Erich von DänikenErich von Däniken believes that ancient alien astronauts visited Earth many millennia ago, in order to carry out a mission of extreme galactic importance—building pyramids out of mud and rock. Däniken is so convinced of the truth of this statement that he has distorted real evidence and manufactured fraudulent evidence to support his claims. Because, you see, it's very important that you believe him. Important for humanity.
There are few characters as weird as Däniken in the history of fake science. His career started when he dropped out of pre-junior-seminary school. This was a wise move on his part, since the Vatican tends to frown on heresy.
A junior-junior-seminary school dropout in his native Switzerland, Däniken realized he wasn't cut out for the priesthood around the time that he decided the Bible's many descriptions of angels and other heavenly manifestations were actually historical records of UFO landings.
von Däniken wandered the world in search of archaeological evidence that could be construed as evidence of extraterrestrial visitation—by a sufficiently motivated observer. All this research led to the publication of his first book, Chariots of the Gods? Unsolved Mysteries of the Past, in 1967.
von Däniken's early wanderings were underwritten by the Swiss hotel where he worked as a young man. Unfortunately, he hadn't bothered to inform the hotel it was underwriting his book, and management didn't take kindly to it when they found out, or so the story goes. The same year that Chariots of the Gods? hit the bookstands, Däniken was convicted of fraud and embezzlement and sentenced to more than three years in prison. (von Däniken claims the charges were "rubbish" and were later overturned.)
While Däniken enjoyed a sabbatical penning his follow-up book in the Swiss prison system, Chariots of the Gods? was levitating its way up the bestseller lists, possibly through the use of alien electromagnetic antigravity technology.
One year earlier, Time Magazine had famously proposed that God was dead. In the wake of that obituary, Däniken offered up a pseudoscientific explanation to fill the void. It didn't hurt that the UFO craze had shifted into high gear a few years earlier, after a wave of sightings and the infamous tale of Barney and Betty Hill, who claimed to have been abducted by aliens in New Hampshire in 1961.

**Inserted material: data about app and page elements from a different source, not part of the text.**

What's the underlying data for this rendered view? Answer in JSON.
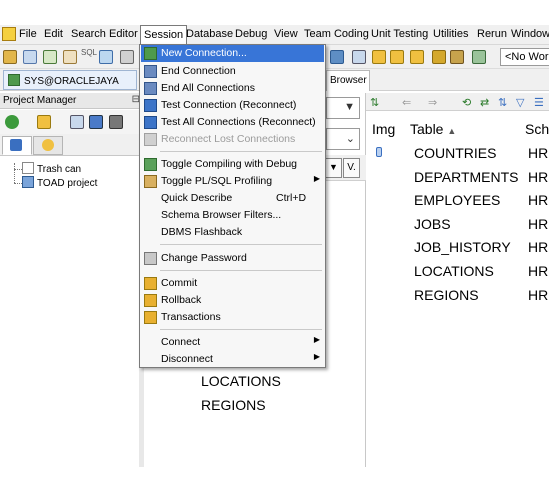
{
  "menubar": {
    "items": [
      "File",
      "Edit",
      "Search",
      "Editor",
      "Session",
      "Database",
      "Debug",
      "View",
      "Team Coding",
      "Unit Testing",
      "Utilities",
      "Rerun",
      "Window"
    ]
  },
  "toolbar": {
    "workspace": "<No Work",
    "sql_label": "SQL"
  },
  "connection": {
    "tab_label": "SYS@ORACLEJAYA",
    "browser_tab": "Browser"
  },
  "project_manager": {
    "title": "Project Manager",
    "pin": "⊟",
    "tree": [
      "Trash can",
      "TOAD project"
    ]
  },
  "session_menu": {
    "items": [
      {
        "label": "New Connection...",
        "state": "highlight"
      },
      {
        "label": "End Connection",
        "state": "normal"
      },
      {
        "label": "End All Connections",
        "state": "normal"
      },
      {
        "label": "Test Connection (Reconnect)",
        "state": "normal"
      },
      {
        "label": "Test All Connections (Reconnect)",
        "state": "normal"
      },
      {
        "label": "Reconnect Lost Connections",
        "state": "disabled"
      },
      {
        "label": "Toggle Compiling with Debug",
        "state": "normal"
      },
      {
        "label": "Toggle PL/SQL Profiling",
        "state": "normal",
        "submenu": true
      },
      {
        "label": "Quick Describe",
        "state": "normal",
        "shortcut": "Ctrl+D"
      },
      {
        "label": "Schema Browser Filters...",
        "state": "normal"
      },
      {
        "label": "DBMS Flashback",
        "state": "normal"
      },
      {
        "label": "Change Password",
        "state": "normal"
      },
      {
        "label": "Commit",
        "state": "normal"
      },
      {
        "label": "Rollback",
        "state": "normal"
      },
      {
        "label": "Transactions",
        "state": "normal"
      },
      {
        "label": "Connect",
        "state": "normal",
        "submenu": true
      },
      {
        "label": "Disconnect",
        "state": "normal",
        "submenu": true
      }
    ]
  },
  "middle": {
    "strip_button": "V.",
    "visible_items": [
      "LOCATIONS",
      "REGIONS"
    ]
  },
  "grid": {
    "columns": [
      "Img",
      "Table",
      "Sch"
    ],
    "sort_indicator": "▲",
    "rows": [
      {
        "table": "COUNTRIES",
        "schema": "HR"
      },
      {
        "table": "DEPARTMENTS",
        "schema": "HR"
      },
      {
        "table": "EMPLOYEES",
        "schema": "HR"
      },
      {
        "table": "JOBS",
        "schema": "HR"
      },
      {
        "table": "JOB_HISTORY",
        "schema": "HR"
      },
      {
        "table": "LOCATIONS",
        "schema": "HR"
      },
      {
        "table": "REGIONS",
        "schema": "HR"
      }
    ]
  },
  "colors": {
    "highlight": "#3875d7",
    "menu_bg": "#f7f7f7",
    "chrome": "#f0f0f0"
  }
}
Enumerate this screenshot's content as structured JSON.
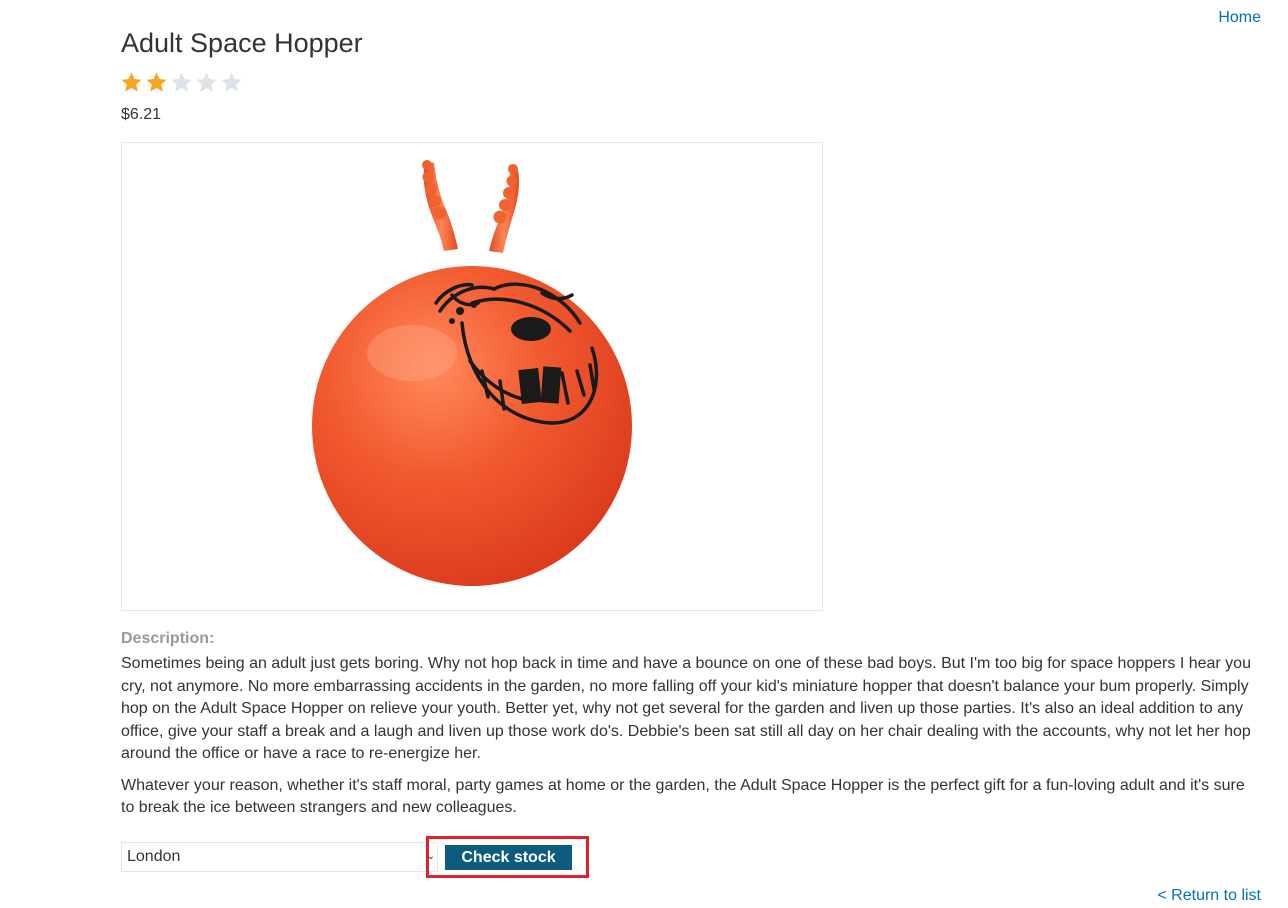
{
  "nav": {
    "home_label": "Home",
    "return_label": "< Return to list"
  },
  "product": {
    "title": "Adult Space Hopper",
    "rating": 2,
    "rating_max": 5,
    "price": "$6.21",
    "image_alt": "Orange space hopper with face and two horn handles"
  },
  "description": {
    "heading": "Description:",
    "paragraphs": [
      "Sometimes being an adult just gets boring. Why not hop back in time and have a bounce on one of these bad boys. But I'm too big for space hoppers I hear you cry, not anymore. No more embarrassing accidents in the garden, no more falling off your kid's miniature hopper that doesn't balance your bum properly. Simply hop on the Adult Space Hopper on relieve your youth. Better yet, why not get several for the garden and liven up those parties. It's also an ideal addition to any office, give your staff a break and a laugh and liven up those work do's. Debbie's been sat still all day on her chair dealing with the accounts, why not let her hop around the office or have a race to re-energize her.",
      "Whatever your reason, whether it's staff moral, party games at home or the garden, the Adult Space Hopper is the perfect gift for a fun-loving adult and it's sure to break the ice between strangers and new colleagues."
    ]
  },
  "stock": {
    "selected_store": "London",
    "button_label": "Check stock"
  },
  "colors": {
    "link": "#0071bc",
    "button": "#0d5c80",
    "star_filled": "#f5a623",
    "star_empty": "#dde3e8",
    "highlight": "#e0202a",
    "hopper": "#f0532b"
  },
  "icons": {
    "star": "star-icon",
    "select_arrow": "chevron-down-icon"
  }
}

von Däniken's work tapped into a developing global zeitgeist in which radical ideas beat at the doors of academia. Unfortunately, Däniken differed from many of these radical thinkers in some key respects—including logic and honesty. His main points can be summarized thusly:
You would think that a book based on blatant and admitted lies would quietly vanish from the bestseller lists in shame. But that's the sort of wrongheaded notion that belongs to a rational and just world. In the real world where we actually live, Däniken shrugged off the fraud as a momentary inconvenience. Today, there are something like 65 million copies of Däniken's various tomes in circulation worldwide.
But that's just the tip of the merchandising iceberg. There are also the movies, the TV specials (aired with tedious predictability on The Learning Channel during sweeps) and, of course, the theme park.
Yes, theme park. As Däniken approached his 70s, he realized his legacy to the world was incomplete. He rustled up about $70 million or $80 million in funding to build a lasting monument to his wacky theories.
Mystery Park contains reproductions of the Egyptian pyramids, the Mayan pyramids and Stonehenge—all no doubt meticulously accurate in their depiction of ancient astronauts. Conveniently located in the Swiss Alps, the theme park has been a surprising success. For just $38 dollars a head, tourists can see fake artifacts just like the fakes that got the whole ball rolling in Chariots of the Gods? in the first place. And really, what were you going to do with that $38 anyway, buy a gallon of gas?
Like it or not, and many people don't, Erich von Däniken and his ideas are probably with us to stay. Although Däniken himself is a dodgy character, the idea of ancient astronauts has a wide appeal among the same people who gravitate toward Scientology (which also preaches of ancient astronauts).
This demographic includes fairly bright people who have become disenchanted with religion but still want to believe in something—anything! PLEASE! Däniken and his ilk paint a whisper of pseudoscience on top of the same old Biblical stories, giving them a fresh gloss for a new generation. After all, it's a pretty fine distinction between a belief in mysterious, wise, caring extraterrestrials and a mysterious, wise, caring God.
But none of the alternatives have their own theme park. Well, almost none.
In between his pottery-forging projects and meetings of the amusement park board, the 70-year-old Däniken continues to find time to write on an astonishing array of topics, such as Gods from Outer Space, The Gold of the Gods, In Search of Ancient Gods, Miracles of the Gods, Signs of the Gods?, Pathways to the Gods, The Gods and Their Grand Design, I Love the Whole World, , The Day at the Gods Came, We All Are Children of the Gods, The Return of the Gods, The Arrival of the Gods, Odyssey of the Gods and The Gods Were Astronauts. What a Renaissance man!